Orange Crap. Made of orange jello, carrots, and pineapple, this holds the reigning title as my favorite Thanksgiving side dishes. Dessert disguised as something healthy (after all, there are carrots), cuddling between the stuffing and the turkey. My taste buds sing on contact.

The carrots are shredded, a task I rarely remember my mom doing each year as the dish magically appeared chilling in the refrigerator the night before the grand meal. But I do remember one year, a very long time ago, sitting in my grandmother’s kitchen, holding the grater with my very small hands.

It’s a distant dream, one that isn’t quite mine. It only comes back as my now-larger hands grasp the grater and the carrot. I am now the creator of the magic. I pause over the ceremonial vegetable massacre and I smell her cigarettes. I feel loved. I feel connected.

It was later in life that Mom revealed the secret – this was the recipe of her own grandmother: a woman called Julie who I barely even met in stories.
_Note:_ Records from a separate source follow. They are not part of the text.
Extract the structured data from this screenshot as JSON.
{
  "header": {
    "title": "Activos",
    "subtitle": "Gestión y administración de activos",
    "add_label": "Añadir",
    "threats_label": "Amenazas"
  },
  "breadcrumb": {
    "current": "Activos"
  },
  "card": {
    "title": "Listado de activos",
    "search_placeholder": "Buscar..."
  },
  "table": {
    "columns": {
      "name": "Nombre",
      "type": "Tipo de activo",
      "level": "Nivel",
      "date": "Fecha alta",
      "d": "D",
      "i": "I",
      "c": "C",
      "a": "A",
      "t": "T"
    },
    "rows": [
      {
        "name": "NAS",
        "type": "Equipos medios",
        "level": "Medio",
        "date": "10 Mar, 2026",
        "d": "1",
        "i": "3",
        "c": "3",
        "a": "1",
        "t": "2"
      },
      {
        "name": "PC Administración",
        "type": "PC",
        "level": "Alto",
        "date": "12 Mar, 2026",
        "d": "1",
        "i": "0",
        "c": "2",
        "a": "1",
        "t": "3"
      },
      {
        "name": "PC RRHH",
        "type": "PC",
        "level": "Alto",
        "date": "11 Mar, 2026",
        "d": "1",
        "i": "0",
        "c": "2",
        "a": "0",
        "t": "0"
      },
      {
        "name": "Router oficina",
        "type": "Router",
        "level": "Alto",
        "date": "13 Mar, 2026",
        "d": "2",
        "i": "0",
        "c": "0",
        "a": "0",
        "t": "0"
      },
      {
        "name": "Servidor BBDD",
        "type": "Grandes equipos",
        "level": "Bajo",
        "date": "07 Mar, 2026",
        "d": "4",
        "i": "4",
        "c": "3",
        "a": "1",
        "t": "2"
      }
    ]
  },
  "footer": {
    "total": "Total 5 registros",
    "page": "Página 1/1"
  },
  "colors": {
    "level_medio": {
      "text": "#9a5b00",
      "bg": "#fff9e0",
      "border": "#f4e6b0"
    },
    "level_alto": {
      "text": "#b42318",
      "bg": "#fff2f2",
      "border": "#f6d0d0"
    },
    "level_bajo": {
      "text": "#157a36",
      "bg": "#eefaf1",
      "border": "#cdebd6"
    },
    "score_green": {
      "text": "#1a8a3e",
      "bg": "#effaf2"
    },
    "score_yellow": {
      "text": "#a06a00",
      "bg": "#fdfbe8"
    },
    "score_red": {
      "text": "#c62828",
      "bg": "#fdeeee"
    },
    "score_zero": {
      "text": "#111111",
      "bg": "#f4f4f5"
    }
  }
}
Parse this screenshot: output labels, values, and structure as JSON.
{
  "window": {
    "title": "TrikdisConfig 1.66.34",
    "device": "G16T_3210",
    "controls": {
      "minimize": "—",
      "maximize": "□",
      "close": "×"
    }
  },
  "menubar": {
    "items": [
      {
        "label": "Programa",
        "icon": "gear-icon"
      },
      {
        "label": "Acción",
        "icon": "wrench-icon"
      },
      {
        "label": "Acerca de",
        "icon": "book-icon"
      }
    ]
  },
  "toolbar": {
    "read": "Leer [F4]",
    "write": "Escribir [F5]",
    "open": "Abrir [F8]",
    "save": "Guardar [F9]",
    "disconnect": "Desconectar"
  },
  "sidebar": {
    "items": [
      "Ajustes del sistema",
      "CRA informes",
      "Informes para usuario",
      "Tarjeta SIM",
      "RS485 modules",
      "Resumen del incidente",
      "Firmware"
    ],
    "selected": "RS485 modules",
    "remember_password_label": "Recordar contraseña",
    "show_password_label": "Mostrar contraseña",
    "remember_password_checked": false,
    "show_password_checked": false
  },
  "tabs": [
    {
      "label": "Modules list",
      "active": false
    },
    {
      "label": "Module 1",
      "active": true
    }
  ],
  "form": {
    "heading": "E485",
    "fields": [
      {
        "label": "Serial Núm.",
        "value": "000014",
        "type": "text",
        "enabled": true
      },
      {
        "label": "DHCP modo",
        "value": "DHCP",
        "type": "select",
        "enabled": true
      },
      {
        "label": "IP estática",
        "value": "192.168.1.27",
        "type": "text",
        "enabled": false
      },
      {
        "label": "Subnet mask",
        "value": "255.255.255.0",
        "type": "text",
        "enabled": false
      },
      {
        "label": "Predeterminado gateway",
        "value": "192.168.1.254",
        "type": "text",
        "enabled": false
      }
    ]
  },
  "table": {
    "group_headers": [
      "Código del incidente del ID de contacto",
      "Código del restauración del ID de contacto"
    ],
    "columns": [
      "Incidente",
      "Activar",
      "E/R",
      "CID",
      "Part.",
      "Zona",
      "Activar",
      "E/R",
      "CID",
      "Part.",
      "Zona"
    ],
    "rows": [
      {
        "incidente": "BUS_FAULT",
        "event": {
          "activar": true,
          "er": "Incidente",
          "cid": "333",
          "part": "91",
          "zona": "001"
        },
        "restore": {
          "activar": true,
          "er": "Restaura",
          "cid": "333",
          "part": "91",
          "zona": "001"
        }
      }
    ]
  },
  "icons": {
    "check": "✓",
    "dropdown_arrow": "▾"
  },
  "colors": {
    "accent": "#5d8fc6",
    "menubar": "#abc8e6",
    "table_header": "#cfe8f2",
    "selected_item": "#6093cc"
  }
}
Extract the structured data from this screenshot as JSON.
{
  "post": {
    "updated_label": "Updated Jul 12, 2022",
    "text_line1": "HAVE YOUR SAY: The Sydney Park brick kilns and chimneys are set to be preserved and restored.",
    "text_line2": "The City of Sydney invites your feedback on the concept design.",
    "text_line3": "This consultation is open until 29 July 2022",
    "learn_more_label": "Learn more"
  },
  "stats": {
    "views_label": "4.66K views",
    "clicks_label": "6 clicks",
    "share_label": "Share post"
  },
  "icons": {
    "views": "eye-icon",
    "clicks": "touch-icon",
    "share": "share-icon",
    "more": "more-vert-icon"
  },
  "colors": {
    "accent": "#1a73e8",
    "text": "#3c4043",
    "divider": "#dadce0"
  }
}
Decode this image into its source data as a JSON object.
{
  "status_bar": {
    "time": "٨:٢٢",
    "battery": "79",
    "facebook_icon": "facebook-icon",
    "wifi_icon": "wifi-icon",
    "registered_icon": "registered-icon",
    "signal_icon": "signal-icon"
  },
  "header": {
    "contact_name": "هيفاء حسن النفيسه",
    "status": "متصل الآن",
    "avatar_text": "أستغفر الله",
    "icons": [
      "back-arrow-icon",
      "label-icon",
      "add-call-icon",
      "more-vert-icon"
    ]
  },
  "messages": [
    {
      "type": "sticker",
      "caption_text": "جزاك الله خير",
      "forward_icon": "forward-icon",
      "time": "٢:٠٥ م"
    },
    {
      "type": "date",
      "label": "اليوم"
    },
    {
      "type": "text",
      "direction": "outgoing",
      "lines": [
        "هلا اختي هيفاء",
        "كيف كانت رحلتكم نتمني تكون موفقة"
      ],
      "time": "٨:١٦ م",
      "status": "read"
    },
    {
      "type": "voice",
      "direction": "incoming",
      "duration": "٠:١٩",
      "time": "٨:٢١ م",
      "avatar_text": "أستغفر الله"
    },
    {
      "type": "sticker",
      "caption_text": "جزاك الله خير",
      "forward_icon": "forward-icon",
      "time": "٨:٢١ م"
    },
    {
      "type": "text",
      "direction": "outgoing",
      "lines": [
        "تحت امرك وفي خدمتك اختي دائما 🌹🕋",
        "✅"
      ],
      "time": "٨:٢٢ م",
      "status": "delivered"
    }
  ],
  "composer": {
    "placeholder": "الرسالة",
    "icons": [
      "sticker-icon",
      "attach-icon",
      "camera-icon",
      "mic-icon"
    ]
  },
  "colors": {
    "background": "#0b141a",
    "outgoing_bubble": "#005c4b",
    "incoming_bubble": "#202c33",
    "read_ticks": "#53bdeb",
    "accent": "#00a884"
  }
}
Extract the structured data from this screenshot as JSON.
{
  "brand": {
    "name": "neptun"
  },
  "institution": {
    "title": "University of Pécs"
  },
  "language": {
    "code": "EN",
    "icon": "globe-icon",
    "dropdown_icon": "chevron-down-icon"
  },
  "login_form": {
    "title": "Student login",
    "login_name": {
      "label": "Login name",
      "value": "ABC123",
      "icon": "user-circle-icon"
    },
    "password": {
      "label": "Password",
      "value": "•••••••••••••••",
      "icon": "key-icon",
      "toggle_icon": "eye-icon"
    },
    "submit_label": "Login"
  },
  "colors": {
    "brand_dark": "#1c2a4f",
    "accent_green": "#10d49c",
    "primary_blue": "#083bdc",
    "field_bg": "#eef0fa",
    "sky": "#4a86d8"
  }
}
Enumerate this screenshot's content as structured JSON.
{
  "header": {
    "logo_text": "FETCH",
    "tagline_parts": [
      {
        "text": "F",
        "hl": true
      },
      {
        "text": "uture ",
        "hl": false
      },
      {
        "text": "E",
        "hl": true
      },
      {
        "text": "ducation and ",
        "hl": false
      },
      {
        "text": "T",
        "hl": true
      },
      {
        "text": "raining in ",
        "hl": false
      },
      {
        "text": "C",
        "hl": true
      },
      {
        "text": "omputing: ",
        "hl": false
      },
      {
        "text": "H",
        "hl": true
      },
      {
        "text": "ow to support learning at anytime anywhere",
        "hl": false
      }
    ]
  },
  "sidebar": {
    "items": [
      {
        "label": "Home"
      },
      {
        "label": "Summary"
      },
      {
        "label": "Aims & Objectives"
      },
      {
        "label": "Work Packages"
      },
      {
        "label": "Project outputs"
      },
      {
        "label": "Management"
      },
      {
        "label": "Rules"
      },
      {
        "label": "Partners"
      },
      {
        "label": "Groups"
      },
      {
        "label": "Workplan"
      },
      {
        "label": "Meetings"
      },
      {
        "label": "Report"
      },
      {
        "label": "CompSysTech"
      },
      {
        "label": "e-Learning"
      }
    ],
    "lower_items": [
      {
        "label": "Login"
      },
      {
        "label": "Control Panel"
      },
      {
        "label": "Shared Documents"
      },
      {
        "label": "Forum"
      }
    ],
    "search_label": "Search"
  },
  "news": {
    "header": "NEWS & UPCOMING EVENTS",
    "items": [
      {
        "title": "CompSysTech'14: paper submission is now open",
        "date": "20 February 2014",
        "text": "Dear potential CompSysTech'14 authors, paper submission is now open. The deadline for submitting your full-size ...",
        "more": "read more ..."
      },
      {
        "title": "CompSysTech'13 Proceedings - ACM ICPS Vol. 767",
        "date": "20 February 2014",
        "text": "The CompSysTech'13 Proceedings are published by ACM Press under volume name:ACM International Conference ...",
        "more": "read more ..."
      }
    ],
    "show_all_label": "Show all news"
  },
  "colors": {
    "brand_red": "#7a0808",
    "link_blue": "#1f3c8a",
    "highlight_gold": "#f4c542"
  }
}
Julie, called Duddie by her friends and Mom by her kids, was my grandfather’s mother. She lived just the next town over from my mom growing up and hosted marvelous Thanksgivings (at least that’s how they are remembered in my imagination) until her husband died when my mom was nine. Mom says that on her table, every Thanksgiving, was this jello dish. Around my childhood table it’s called “orange crap,” but it also now goes by the name “Julie’s Jello” whenever we bring the dish to a church potluck.

This year was my first Thanksgiving away from home. I went about my morning as usual, Skyping my brother as he prepared his first turkey in his first home. My sister-in-law decorated beautifully and apparently made more vegetables than was possible to eat. My mom brought the orange crap, out of tradition more than anything. After all, we agreed together, it’s not Thanksgiving without the orange crap. I went to language school and even learned the word for turkey (“pabo”). Later that night, I watched the Macy’s Thanksgiving Day Parade on my sister’s television, thanks to Skype. It’s another tradition that is more personal than familial. It’s one I hope to pass down to my children, thanks to technology, no matter where we are in the world.

Tomorrow, on Saturday, my husband and I will join with team members for a Thanksgiving potluck celebration. The orange crap is chilling in the refrigerator, preparing to make the taxi ride. As a part of my now global family, I’ll let them in on the real name, a sheepish look on my face as I do so. It may not an enticing name, but it’s our tradition as much as the dish itself. And it’s one that I can carry on wherever I can find boxes of jello and carrots to shred.